The Senator’s “Combating Prescription Drug Abuse Act” (S. 1277) would establish a commission to better coordinate efforts to reduce prescription drug abuse while helping to maintain access to prescription medications for legitimate patient care needs.
Anderson said, “It makes perfect sense that problems like drug abuse and meeting patients’ needs merit the highest form of collaboration among experts in government and in the private sector, but the best of intentions do not always provide that. This Commission is a sincere approach to leverage experience, insights, resources and dedication for the good of public health and public safety, and it should be pursued aggressively. We commend Senator Boxer for moving forward with this important concept.”
The 30-member Combatting Prescription Drug Abuse Commission would include equitable representation of healthcare and law enforcement entities. A representative of the Food and Drug Administration and a representative of the Drug Enforcement Administration would co-chair the Commission.
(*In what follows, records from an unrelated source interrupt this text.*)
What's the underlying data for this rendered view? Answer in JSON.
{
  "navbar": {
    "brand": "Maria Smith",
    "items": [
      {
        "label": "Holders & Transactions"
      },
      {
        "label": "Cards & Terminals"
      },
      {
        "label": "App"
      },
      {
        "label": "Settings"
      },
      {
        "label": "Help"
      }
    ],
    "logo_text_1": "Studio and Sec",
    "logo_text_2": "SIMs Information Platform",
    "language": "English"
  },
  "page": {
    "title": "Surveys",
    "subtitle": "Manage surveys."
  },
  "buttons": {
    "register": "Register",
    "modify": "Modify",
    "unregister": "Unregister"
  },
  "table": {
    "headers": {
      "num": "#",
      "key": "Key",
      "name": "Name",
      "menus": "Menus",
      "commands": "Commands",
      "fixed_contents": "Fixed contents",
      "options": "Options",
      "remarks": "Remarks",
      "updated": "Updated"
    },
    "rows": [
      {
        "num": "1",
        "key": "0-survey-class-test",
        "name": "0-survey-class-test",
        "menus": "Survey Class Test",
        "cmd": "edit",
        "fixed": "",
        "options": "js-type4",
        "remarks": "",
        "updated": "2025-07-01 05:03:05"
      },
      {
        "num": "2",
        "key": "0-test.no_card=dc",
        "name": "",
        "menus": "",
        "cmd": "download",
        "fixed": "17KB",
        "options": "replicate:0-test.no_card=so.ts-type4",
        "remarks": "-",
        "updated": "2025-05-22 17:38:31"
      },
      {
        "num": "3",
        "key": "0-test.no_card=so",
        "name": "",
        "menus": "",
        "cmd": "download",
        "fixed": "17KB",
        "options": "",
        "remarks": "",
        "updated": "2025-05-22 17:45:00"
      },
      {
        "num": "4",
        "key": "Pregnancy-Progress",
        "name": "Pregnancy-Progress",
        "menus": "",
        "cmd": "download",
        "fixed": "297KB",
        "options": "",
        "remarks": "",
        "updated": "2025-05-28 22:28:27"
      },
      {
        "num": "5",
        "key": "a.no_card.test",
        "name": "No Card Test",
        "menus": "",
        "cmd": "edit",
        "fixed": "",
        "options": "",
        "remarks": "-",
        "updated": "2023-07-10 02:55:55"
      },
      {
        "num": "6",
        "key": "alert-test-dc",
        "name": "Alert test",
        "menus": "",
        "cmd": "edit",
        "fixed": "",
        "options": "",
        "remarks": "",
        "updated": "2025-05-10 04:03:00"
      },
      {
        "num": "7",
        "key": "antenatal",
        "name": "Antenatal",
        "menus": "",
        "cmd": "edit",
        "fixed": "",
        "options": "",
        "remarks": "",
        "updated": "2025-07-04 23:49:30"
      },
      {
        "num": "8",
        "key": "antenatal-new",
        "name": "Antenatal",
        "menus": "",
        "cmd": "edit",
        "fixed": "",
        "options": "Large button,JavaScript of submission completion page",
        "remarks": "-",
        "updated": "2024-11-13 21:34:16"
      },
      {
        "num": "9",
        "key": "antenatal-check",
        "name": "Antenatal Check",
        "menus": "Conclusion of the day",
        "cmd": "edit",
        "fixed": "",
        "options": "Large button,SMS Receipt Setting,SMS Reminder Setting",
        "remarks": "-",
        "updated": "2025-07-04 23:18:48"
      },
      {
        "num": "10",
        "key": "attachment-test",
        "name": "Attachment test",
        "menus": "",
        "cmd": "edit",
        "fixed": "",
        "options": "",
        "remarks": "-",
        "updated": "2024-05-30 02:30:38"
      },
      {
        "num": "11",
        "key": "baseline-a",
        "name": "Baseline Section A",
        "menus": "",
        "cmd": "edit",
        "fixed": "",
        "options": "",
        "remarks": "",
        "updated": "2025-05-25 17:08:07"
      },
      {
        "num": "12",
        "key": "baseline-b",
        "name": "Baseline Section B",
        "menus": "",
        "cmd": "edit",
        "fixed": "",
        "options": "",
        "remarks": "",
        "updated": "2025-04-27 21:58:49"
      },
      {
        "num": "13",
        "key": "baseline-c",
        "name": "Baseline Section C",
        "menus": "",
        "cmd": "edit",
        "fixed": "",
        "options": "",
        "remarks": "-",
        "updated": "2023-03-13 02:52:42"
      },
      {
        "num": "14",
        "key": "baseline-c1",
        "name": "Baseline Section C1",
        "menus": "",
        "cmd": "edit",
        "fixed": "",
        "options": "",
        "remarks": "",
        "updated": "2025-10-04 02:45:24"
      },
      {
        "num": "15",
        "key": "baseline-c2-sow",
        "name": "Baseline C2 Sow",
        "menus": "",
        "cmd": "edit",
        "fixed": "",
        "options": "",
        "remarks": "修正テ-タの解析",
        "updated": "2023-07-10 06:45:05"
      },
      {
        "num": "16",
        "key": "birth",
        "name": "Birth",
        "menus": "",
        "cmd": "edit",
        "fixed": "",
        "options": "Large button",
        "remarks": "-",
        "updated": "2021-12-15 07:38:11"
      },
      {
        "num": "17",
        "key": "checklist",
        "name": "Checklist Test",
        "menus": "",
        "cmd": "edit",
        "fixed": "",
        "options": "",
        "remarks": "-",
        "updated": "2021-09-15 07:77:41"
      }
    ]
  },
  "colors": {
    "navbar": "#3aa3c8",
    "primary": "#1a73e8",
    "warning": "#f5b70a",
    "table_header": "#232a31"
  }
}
Other members would include representatives of the Office of National Drug Control Policy; of patient groups; of pharmacy, prescriber, hospital, wholesaler and other health groups; of state attorneys general; of local and other law enforcement officials; and public policy experts.
The Commission would review and report to Congress on prescription drug abuse reduction efforts, and specifically would be required to issue a report to Congress “that describes the efforts of the Commission to prevent or reduce drug diversion and abuse to ensure that patients continue to have access to medications.” The legislation includes a focus on fostering collaboration among federal enforcement and health agencies.
The bill’s introduction follows a move by Senator Boxer today to request that the U.S. Government Accountability Office conduct a study to identify coordination opportunities among health and enforcement entities to better address prescription drug abuse while ensuring legitimate patient access to medications.